## Exercise goal
An answer that reproduces all the entries exactly is what is needed.

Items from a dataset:
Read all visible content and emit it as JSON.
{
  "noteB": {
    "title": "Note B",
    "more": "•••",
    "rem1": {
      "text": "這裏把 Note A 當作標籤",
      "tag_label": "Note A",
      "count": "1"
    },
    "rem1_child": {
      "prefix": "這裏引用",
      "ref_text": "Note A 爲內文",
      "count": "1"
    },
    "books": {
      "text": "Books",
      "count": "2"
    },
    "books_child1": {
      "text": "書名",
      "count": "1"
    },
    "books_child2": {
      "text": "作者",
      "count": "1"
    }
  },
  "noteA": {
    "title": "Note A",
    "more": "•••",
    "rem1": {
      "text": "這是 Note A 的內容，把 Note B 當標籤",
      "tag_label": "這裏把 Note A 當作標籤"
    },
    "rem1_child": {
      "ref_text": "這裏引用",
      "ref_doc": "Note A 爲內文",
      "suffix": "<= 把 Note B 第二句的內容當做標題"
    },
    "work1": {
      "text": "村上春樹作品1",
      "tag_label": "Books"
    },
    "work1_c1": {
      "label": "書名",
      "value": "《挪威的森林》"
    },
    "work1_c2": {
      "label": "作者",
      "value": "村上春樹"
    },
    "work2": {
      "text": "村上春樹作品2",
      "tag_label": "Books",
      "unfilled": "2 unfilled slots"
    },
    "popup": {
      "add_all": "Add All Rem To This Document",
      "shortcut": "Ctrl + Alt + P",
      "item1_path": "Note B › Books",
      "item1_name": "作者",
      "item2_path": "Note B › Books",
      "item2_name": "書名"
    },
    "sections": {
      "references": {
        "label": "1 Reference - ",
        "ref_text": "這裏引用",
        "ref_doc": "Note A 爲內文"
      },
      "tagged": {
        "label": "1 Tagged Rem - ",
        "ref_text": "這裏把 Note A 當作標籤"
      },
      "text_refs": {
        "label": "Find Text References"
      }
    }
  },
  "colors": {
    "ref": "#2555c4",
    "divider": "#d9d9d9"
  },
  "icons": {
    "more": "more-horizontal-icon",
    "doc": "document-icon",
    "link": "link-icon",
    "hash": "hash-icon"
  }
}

## Answer to the problem
Read all visible content and emit it as JSON.
{
  "noteB": {
    "title": "Note B",
    "more": "•••",
    "rem1": {
      "text": "這裏把 Note A 當作標籤",
      "tag_label": "Note A",
      "count": "1"
    },
    "rem1_child": {
      "prefix": "這裏引用",
      "ref_text": "Note A 爲內文",
      "count": "1"
    },
    "books": {
      "text": "Books",
      "count": "2"
    },
    "books_child1": {
      "text": "書名",
      "count": "1"
    },
    "books_child2": {
      "text": "作者",
      "count": "1"
    }
  },
  "noteA": {
    "title": "Note A",
    "more": "•••",
    "rem1": {
      "text": "這是 Note A 的內容，把 Note B 當標籤",
      "tag_label": "這裏把 Note A 當作標籤"
    },
    "rem1_child": {
      "ref_text": "這裏引用",
      "ref_doc": "Note A 爲內文",
      "suffix": "<= 把 Note B 第二句的內容當做標題"
    },
    "work1": {
      "text": "村上春樹作品1",
      "tag_label": "Books"
    },
    "work1_c1": {
      "label": "書名",
      "value": "《挪威的森林》"
    },
    "work1_c2": {
      "label": "作者",
      "value": "村上春樹"
    },
    "work2": {
      "text": "村上春樹作品2",
      "tag_label": "Books",
      "unfilled": "2 unfilled slots"
    },
    "popup": {
      "add_all": "Add All Rem To This Document",
      "shortcut": "Ctrl + Alt + P",
      "item1_path": "Note B › Books",
      "item1_name": "作者",
      "item2_path": "Note B › Books",
      "item2_name": "書名"
    },
    "sections": {
      "references": {
        "label": "1 Reference - ",
        "ref_text": "這裏引用",
        "ref_doc": "Note A 爲內文"
      },
      "tagged": {
        "label": "1 Tagged Rem - ",
        "ref_text": "這裏把 Note A 當作標籤"
      },
      "text_refs": {
        "label": "Find Text References"
      }
    }
  },
  "colors": {
    "ref": "#2555c4",
    "divider": "#d9d9d9"
  },
  "icons": {
    "more": "more-horizontal-icon",
    "doc": "document-icon",
    "link": "link-icon",
    "hash": "hash-icon"
  }
}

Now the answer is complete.